-- DATA LISTING follows --
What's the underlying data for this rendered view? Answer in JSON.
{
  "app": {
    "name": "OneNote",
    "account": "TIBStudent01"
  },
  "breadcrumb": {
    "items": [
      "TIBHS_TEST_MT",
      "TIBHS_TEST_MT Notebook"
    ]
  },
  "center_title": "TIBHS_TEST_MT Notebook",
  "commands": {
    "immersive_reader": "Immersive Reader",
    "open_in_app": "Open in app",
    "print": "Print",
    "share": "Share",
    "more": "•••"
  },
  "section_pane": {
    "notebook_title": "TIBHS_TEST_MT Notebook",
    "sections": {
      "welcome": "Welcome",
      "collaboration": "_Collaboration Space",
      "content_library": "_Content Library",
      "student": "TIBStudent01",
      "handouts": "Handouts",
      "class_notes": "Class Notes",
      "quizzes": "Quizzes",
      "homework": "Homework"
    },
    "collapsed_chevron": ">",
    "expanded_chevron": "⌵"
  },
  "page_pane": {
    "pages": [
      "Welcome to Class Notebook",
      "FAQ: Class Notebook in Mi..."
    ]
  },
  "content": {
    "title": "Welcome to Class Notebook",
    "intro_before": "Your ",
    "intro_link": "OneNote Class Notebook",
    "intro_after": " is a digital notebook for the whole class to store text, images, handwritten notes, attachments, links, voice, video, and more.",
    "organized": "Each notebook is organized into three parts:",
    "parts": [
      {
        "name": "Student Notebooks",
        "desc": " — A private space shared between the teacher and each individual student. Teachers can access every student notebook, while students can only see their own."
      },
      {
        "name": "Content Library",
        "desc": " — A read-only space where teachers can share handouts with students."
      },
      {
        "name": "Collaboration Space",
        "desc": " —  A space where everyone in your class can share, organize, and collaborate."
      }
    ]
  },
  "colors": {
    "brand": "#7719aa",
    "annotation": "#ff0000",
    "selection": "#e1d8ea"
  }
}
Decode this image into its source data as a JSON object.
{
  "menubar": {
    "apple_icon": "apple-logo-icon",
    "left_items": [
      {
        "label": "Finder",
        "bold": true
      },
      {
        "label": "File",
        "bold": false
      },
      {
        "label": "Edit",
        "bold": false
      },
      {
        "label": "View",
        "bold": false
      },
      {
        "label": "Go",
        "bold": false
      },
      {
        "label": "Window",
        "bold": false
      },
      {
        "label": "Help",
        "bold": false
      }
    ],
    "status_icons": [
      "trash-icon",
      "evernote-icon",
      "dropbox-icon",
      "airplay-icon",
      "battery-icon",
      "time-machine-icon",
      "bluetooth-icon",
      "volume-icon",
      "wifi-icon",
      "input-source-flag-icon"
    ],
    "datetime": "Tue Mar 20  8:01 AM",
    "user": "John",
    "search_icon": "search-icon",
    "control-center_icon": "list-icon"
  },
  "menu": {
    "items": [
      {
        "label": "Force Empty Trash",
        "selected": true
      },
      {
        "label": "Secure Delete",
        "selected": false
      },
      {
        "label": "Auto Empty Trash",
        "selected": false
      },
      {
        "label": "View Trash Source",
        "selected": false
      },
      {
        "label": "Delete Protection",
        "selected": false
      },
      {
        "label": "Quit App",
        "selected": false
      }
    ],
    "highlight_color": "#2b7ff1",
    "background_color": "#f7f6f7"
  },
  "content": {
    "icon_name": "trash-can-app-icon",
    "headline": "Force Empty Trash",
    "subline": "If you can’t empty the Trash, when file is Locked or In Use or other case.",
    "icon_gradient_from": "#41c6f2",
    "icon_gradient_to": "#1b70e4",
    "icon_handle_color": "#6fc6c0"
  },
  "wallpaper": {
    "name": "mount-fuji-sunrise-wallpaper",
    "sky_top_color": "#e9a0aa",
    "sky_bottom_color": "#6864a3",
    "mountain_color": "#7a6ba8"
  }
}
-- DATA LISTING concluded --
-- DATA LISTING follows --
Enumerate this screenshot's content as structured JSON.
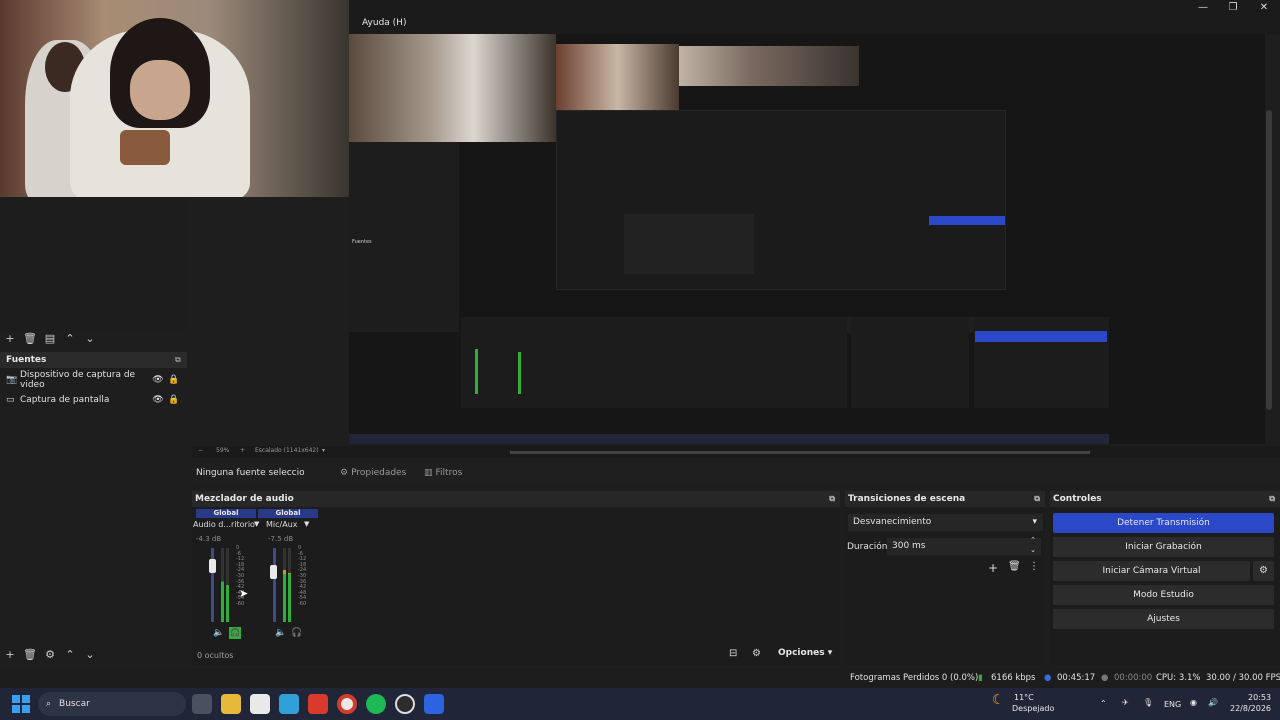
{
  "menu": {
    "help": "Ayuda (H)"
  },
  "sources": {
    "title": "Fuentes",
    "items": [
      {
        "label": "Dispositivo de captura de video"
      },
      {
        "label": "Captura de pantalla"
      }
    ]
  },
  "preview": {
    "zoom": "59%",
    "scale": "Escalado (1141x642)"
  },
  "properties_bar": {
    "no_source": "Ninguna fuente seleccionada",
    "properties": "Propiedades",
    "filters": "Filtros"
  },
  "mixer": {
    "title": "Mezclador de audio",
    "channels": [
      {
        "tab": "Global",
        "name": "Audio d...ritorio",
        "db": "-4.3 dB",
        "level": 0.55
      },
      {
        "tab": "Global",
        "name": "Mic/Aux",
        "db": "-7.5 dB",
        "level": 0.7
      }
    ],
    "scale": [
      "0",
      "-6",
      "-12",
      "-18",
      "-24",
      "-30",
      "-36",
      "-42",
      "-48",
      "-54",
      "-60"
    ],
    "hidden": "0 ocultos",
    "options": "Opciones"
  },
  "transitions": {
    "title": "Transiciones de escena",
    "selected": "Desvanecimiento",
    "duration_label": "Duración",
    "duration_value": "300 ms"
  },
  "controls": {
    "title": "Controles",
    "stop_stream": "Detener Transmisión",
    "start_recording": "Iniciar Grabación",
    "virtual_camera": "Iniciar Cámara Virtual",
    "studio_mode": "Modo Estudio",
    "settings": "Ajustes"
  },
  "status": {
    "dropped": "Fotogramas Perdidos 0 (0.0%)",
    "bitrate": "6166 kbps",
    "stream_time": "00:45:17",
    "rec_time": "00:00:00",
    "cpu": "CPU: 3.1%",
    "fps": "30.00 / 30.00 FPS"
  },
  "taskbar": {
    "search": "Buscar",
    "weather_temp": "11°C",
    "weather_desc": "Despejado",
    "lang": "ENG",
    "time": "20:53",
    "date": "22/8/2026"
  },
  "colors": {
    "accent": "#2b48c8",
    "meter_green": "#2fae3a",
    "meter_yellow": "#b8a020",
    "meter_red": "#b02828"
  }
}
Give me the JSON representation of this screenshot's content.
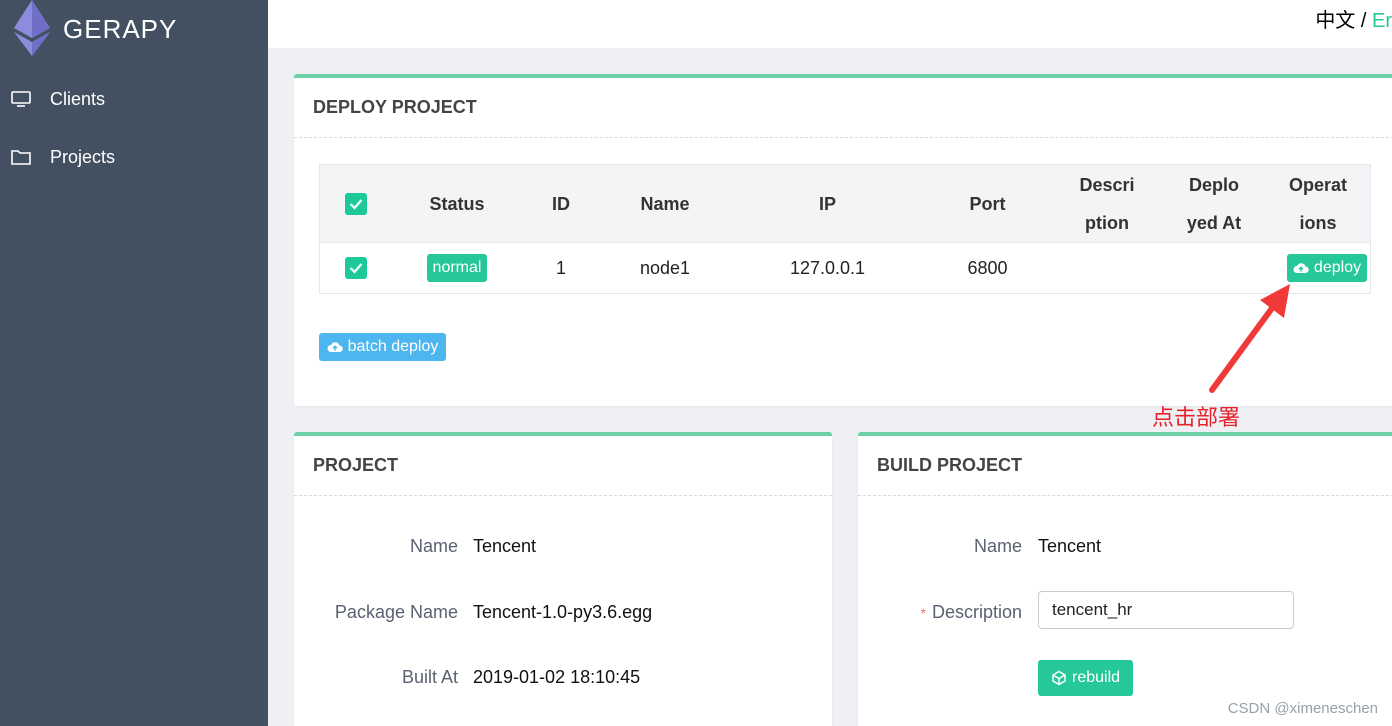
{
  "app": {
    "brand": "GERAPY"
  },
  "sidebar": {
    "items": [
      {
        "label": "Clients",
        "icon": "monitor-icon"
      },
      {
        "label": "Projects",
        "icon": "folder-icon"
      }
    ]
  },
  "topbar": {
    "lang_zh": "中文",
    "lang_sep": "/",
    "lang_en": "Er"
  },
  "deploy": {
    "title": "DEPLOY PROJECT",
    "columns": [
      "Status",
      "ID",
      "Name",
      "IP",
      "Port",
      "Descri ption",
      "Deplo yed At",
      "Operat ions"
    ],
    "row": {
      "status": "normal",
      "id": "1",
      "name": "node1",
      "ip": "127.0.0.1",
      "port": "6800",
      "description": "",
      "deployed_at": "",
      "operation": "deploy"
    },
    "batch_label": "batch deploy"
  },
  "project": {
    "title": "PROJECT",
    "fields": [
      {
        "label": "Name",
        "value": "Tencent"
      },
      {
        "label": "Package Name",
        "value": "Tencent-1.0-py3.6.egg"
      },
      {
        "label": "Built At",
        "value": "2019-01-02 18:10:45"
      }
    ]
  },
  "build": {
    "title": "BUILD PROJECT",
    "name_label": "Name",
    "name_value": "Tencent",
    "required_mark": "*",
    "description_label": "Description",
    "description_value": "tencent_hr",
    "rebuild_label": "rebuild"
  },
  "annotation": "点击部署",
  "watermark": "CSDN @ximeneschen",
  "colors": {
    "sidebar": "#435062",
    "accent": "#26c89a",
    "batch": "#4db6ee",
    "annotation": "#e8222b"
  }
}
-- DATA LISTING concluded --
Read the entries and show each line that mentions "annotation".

    "annotation": "#ff0000",
  "annotation": "点击部署",
    "annotation": "#e8222b"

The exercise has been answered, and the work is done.